>>>

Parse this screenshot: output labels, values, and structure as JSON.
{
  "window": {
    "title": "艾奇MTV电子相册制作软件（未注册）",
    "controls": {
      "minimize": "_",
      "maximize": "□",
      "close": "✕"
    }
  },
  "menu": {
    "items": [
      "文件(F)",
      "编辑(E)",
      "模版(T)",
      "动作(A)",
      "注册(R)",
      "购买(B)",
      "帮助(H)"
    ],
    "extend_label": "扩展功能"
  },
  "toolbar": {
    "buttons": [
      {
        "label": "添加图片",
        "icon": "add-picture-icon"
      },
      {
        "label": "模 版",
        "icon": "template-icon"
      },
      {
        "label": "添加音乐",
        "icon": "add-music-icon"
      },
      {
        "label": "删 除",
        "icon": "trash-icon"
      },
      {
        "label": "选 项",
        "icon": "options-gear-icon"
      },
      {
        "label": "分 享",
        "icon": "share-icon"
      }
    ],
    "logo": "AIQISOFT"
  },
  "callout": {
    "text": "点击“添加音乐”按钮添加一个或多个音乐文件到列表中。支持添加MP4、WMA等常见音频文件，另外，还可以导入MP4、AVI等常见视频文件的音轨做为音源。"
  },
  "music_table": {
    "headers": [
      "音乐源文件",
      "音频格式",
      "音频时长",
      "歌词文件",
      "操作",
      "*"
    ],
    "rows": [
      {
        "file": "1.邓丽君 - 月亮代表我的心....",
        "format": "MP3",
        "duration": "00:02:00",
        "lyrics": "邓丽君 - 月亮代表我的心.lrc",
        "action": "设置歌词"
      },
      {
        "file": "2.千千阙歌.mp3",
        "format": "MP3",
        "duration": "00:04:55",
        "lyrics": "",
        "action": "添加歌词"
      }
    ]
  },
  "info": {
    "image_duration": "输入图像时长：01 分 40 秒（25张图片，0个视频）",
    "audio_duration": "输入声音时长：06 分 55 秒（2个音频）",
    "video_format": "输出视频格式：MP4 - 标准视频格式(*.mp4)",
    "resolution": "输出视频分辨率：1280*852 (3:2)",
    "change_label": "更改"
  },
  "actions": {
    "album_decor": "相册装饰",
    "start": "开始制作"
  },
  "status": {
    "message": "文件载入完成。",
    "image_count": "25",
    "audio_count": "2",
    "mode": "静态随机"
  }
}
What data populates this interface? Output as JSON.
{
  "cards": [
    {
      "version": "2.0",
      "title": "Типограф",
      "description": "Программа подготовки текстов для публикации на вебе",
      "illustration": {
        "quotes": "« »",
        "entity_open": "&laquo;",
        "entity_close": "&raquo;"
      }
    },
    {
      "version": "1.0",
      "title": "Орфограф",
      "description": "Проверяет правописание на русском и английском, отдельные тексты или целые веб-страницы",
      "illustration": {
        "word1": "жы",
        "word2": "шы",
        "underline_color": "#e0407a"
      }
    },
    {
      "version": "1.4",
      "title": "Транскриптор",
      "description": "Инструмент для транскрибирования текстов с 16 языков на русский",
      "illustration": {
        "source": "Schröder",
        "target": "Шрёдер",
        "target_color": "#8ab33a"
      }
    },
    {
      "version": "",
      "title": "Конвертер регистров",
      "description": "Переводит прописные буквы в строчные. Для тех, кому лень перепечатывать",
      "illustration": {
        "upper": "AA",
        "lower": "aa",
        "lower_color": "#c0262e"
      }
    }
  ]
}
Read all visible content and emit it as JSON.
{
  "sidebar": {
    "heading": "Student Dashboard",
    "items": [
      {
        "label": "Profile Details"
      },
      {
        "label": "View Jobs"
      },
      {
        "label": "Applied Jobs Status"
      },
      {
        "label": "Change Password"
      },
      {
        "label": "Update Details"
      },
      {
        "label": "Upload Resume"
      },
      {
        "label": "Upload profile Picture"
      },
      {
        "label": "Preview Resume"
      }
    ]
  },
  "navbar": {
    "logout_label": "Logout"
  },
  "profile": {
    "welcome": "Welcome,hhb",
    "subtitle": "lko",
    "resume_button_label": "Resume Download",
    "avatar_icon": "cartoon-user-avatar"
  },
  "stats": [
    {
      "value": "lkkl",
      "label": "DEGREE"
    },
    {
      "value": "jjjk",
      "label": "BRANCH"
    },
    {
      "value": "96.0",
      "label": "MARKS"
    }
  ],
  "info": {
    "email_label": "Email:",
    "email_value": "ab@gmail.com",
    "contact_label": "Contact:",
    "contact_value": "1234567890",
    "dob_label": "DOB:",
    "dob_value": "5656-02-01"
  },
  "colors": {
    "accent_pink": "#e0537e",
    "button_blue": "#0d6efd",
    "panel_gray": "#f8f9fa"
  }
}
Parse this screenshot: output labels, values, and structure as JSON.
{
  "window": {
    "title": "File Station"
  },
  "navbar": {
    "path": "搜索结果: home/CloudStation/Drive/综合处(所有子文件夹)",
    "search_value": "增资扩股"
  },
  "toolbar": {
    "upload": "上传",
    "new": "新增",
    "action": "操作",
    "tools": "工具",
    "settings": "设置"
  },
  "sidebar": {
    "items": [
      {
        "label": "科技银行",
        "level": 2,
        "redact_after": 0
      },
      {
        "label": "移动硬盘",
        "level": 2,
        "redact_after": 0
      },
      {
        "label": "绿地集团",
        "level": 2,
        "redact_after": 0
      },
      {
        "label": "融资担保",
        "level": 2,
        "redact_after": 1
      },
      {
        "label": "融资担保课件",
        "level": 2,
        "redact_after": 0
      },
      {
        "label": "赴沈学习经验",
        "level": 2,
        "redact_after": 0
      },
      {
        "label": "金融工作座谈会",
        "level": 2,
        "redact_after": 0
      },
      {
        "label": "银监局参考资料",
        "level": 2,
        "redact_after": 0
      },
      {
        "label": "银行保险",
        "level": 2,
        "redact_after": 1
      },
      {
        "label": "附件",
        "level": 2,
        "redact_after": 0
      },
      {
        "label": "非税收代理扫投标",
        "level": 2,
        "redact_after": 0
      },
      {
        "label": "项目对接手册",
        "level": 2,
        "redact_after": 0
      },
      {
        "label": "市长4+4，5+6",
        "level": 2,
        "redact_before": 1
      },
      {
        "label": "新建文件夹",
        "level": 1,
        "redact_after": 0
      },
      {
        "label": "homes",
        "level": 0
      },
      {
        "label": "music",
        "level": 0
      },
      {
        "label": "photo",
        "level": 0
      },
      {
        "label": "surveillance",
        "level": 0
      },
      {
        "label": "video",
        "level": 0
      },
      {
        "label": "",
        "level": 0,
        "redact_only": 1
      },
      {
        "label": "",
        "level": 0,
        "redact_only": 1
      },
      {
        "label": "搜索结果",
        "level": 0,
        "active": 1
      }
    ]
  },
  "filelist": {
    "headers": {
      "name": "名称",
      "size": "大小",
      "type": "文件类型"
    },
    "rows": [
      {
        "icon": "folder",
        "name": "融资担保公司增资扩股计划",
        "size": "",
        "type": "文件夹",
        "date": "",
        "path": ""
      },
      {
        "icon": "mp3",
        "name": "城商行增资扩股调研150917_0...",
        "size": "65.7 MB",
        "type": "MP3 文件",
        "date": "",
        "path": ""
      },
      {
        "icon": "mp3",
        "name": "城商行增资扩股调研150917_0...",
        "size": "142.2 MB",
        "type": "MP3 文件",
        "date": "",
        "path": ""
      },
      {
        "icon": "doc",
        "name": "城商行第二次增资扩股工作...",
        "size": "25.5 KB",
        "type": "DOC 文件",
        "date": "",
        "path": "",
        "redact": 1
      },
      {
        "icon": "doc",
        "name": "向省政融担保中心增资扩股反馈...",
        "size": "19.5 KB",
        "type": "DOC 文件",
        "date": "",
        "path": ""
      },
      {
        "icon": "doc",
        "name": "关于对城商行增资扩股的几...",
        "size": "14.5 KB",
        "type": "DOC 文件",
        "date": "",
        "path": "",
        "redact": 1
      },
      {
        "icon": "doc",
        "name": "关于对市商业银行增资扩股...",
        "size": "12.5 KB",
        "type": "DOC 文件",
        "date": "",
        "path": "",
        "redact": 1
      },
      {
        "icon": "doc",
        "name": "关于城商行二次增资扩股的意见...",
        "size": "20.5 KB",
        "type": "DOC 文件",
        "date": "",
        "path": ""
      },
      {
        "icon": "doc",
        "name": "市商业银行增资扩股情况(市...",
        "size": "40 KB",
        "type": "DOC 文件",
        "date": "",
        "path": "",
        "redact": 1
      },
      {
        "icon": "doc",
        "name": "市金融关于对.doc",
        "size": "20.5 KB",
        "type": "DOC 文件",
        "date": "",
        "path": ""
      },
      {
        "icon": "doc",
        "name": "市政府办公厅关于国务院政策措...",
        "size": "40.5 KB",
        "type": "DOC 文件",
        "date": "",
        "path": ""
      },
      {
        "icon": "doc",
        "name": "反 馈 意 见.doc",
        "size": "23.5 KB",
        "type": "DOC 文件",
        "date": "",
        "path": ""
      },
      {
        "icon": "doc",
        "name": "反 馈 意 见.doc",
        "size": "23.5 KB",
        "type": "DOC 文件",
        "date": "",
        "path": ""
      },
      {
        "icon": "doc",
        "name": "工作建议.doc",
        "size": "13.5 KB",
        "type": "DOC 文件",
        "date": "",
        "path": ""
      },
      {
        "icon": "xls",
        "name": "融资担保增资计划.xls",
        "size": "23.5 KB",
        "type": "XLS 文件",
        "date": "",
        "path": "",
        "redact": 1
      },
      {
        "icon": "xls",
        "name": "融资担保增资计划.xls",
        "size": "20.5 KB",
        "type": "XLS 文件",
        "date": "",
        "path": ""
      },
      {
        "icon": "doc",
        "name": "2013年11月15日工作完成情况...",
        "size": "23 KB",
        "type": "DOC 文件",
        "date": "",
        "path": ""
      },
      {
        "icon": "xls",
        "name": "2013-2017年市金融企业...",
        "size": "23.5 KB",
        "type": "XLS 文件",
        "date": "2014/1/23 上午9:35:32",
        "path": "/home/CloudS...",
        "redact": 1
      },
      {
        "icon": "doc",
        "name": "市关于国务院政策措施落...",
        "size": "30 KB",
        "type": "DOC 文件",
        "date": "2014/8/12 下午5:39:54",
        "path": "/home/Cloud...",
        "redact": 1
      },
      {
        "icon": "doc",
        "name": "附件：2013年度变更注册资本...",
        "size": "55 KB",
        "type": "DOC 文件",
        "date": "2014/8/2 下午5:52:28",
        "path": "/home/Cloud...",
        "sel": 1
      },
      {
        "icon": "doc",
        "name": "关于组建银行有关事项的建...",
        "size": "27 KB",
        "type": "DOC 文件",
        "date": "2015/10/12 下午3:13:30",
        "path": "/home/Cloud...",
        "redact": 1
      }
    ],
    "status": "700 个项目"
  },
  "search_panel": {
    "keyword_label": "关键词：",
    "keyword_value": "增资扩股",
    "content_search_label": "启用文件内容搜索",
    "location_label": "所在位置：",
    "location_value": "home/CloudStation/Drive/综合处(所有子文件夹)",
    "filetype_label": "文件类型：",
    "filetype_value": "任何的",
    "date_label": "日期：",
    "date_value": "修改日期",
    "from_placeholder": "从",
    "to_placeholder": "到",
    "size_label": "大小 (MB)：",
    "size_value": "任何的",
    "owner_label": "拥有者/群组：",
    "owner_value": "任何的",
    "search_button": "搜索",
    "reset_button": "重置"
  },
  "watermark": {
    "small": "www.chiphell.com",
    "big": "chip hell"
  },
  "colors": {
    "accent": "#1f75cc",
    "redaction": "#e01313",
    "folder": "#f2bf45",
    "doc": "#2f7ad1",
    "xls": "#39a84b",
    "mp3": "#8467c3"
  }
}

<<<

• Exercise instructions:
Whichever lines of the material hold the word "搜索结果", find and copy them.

• Response below:
    "path": "搜索结果: home/CloudStation/Drive/综合处(所有子文件夹)",
        "label": "搜索结果",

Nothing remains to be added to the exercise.